I recruit HR professionals at every level, and over a long career I have enjoyed watching candidates begin their career and eventually progress to senior roles. Although not everybody wants to move up the career ladder, I am often struck by the qualities that unite those who have. As the need for senior talent is critical in an uncertain and challenging world, here are the qualities I believe could help HR practitioners to take the next step.
They partner other business functions
Successful HR professionals can speak compellingly to everybody, from the most junior new starter to the board, and they can speak the CFO’s language. Key to this is an understanding of how HR fits within an organisation and the challenges and ambitions of all business functions. One way to learn this quickly is to get involved at the earliest opportunity with talent planning and business structuring, in which capacity you will spend time with managers and functions across the business.
Boards today recognise the competition for talent, and expect HR and marketing to work together to attract the best people.
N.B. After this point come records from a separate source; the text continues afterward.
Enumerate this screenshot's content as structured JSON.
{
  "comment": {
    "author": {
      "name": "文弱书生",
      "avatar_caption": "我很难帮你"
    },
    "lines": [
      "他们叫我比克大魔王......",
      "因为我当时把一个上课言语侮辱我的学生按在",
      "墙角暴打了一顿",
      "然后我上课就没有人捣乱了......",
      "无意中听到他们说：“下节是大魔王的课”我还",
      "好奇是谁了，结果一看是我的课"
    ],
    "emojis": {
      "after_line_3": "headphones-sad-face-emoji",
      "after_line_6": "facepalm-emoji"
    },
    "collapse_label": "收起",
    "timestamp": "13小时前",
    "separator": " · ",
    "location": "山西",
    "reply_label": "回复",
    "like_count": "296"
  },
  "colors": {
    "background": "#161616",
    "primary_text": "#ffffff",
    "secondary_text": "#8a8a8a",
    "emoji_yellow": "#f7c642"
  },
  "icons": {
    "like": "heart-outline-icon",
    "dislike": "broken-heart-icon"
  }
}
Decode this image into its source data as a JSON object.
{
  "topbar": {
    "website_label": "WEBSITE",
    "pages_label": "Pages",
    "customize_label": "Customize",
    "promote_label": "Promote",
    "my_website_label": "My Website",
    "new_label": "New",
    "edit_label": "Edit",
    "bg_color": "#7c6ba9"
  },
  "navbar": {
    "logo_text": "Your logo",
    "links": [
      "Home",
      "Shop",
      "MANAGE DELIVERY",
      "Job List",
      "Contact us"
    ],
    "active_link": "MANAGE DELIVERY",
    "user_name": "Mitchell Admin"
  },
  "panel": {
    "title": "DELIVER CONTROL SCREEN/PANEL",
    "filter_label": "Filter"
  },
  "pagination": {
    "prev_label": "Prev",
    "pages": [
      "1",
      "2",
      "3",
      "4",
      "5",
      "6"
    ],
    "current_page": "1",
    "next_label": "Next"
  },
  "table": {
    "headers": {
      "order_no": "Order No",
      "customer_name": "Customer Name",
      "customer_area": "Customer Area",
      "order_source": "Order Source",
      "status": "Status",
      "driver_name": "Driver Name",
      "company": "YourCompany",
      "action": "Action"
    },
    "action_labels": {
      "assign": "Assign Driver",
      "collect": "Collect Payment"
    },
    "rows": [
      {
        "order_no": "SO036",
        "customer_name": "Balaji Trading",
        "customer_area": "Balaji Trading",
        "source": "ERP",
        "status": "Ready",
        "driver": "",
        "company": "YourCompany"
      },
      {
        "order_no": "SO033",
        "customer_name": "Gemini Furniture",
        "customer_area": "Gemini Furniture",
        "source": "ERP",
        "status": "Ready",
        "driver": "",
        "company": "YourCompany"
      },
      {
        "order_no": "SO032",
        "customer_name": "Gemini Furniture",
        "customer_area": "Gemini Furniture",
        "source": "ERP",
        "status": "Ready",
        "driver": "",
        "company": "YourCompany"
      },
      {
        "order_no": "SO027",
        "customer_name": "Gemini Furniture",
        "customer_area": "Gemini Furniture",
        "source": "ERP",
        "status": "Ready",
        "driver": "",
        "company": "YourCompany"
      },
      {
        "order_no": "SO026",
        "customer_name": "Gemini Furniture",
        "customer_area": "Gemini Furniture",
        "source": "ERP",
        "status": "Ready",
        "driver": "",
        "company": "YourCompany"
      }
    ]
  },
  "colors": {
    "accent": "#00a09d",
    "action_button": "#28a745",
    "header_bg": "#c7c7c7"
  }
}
This provides opportunities for HR to get involved with social media and brand advocacy – key tools in the war for talent.
They want to solve problems
While they’re careful with their time and attention, some of the best HR people I know have furthered their reputation by taking on a problem, regardless of whether or not it was their job to do so. HR’s increasingly cross-functional remit means there are now plenty of opportunities to expand and define your own role.
They challenge assumptions
The sheer pressure on businesses to perform can result in creativity being stifled, with time-stretched individuals adopting a mindset of ticking a certain number of boxes in a day. Yet few companies really want an army of box-tickers. Successful candidates often question the status quo, whether that’s a system, a process or a set of assumptions, and always seek a better way.
They take the long-term view
Successful people often think pragmatically about their career and have a plan that means taking the long-term view. For example, some of the best HR candidates I’ve interviewed have been willing to take a sideways move at a key stage in their career to gain skills they know will be valuable (for example, by taking secondments into systems or L&D projects).
They’re great at talking about their career
Whether because they started out with a plan for their career and stuck to it, or simply because they practise the art of talking through their CV, many of the best candidates I have met are skilled at delivering a compelling, joined-up precis of their career. I think you can gain easy points in an interview by practising beforehand how you describe your career journey until it becomes second nature.
They get qualified
Ambitious people seize opportunities to qualify in their field. CIPD qualifications and sponsored degrees or master’s degrees undertaken alongside work are invaluable and can help you to broaden your skillset or discover new specialisms.
They champion employees
HR should be forward-looking and an agent for people growing with an organisation. So the best HR professionals are curious about people and can recognise individuals’ strengths and – above all – potential. HR has a role to play in ensuring a business is community-focused, which applies to employees and stakeholders alike. HR now speaks for the employee community – so it needs to listen to it, too.
Helen Floor is managing director of 1-1 Recruitment Group